Problem description: Please restate all of the records word for word, setting the pictures aside.

Records supplied:
[Start of Attachment]

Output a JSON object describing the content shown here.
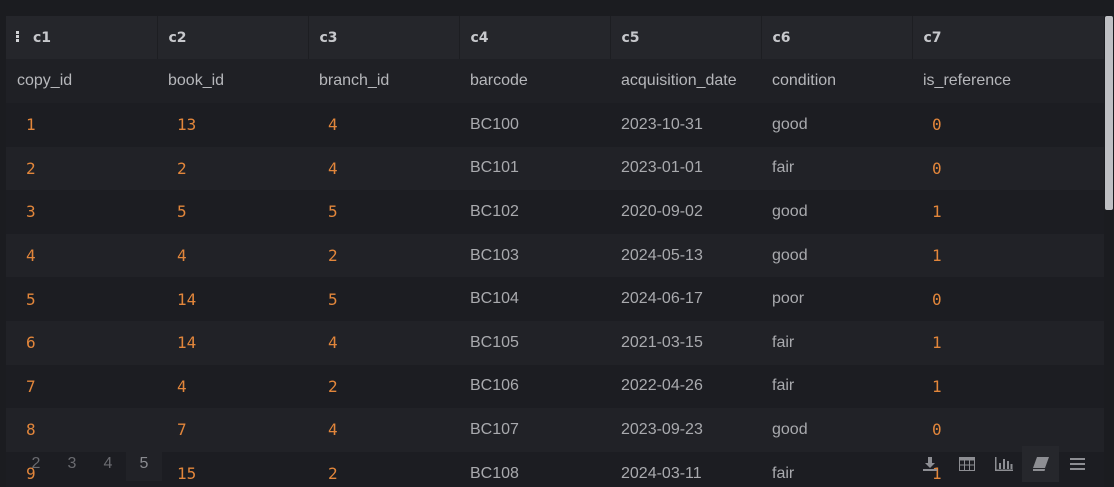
{
  "columns": [
    "c1",
    "c2",
    "c3",
    "c4",
    "c5",
    "c6",
    "c7"
  ],
  "field_names": [
    "copy_id",
    "book_id",
    "branch_id",
    "barcode",
    "acquisition_date",
    "condition",
    "is_reference"
  ],
  "rows": [
    [
      "1",
      "13",
      "4",
      "BC100",
      "2023-10-31",
      "good",
      "0"
    ],
    [
      "2",
      "2",
      "4",
      "BC101",
      "2023-01-01",
      "fair",
      "0"
    ],
    [
      "3",
      "5",
      "5",
      "BC102",
      "2020-09-02",
      "good",
      "1"
    ],
    [
      "4",
      "4",
      "2",
      "BC103",
      "2024-05-13",
      "good",
      "1"
    ],
    [
      "5",
      "14",
      "5",
      "BC104",
      "2024-06-17",
      "poor",
      "0"
    ],
    [
      "6",
      "14",
      "4",
      "BC105",
      "2021-03-15",
      "fair",
      "1"
    ],
    [
      "7",
      "4",
      "2",
      "BC106",
      "2022-04-26",
      "fair",
      "1"
    ],
    [
      "8",
      "7",
      "4",
      "BC107",
      "2023-09-23",
      "good",
      "0"
    ],
    [
      "9",
      "15",
      "2",
      "BC108",
      "2024-03-11",
      "fair",
      "1"
    ]
  ],
  "pager": {
    "pages": [
      "2",
      "3",
      "4",
      "5"
    ],
    "active": "5"
  },
  "toolbar": {
    "icons": [
      "download-icon",
      "table-icon",
      "bar-chart-icon",
      "book-icon",
      "menu-icon"
    ],
    "active": "book-icon"
  },
  "colors": {
    "background": "#1b1c20",
    "header_bg": "#25262b",
    "number": "#e2863b",
    "text": "#a9aaae"
  }
}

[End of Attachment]

Your solution:
Output a JSON object describing the content shown here.
{
  "columns": [
    "c1",
    "c2",
    "c3",
    "c4",
    "c5",
    "c6",
    "c7"
  ],
  "field_names": [
    "copy_id",
    "book_id",
    "branch_id",
    "barcode",
    "acquisition_date",
    "condition",
    "is_reference"
  ],
  "rows": [
    [
      "1",
      "13",
      "4",
      "BC100",
      "2023-10-31",
      "good",
      "0"
    ],
    [
      "2",
      "2",
      "4",
      "BC101",
      "2023-01-01",
      "fair",
      "0"
    ],
    [
      "3",
      "5",
      "5",
      "BC102",
      "2020-09-02",
      "good",
      "1"
    ],
    [
      "4",
      "4",
      "2",
      "BC103",
      "2024-05-13",
      "good",
      "1"
    ],
    [
      "5",
      "14",
      "5",
      "BC104",
      "2024-06-17",
      "poor",
      "0"
    ],
    [
      "6",
      "14",
      "4",
      "BC105",
      "2021-03-15",
      "fair",
      "1"
    ],
    [
      "7",
      "4",
      "2",
      "BC106",
      "2022-04-26",
      "fair",
      "1"
    ],
    [
      "8",
      "7",
      "4",
      "BC107",
      "2023-09-23",
      "good",
      "0"
    ],
    [
      "9",
      "15",
      "2",
      "BC108",
      "2024-03-11",
      "fair",
      "1"
    ]
  ],
  "pager": {
    "pages": [
      "2",
      "3",
      "4",
      "5"
    ],
    "active": "5"
  },
  "toolbar": {
    "icons": [
      "download-icon",
      "table-icon",
      "bar-chart-icon",
      "book-icon",
      "menu-icon"
    ],
    "active": "book-icon"
  },
  "colors": {
    "background": "#1b1c20",
    "header_bg": "#25262b",
    "number": "#e2863b",
    "text": "#a9aaae"
  }
}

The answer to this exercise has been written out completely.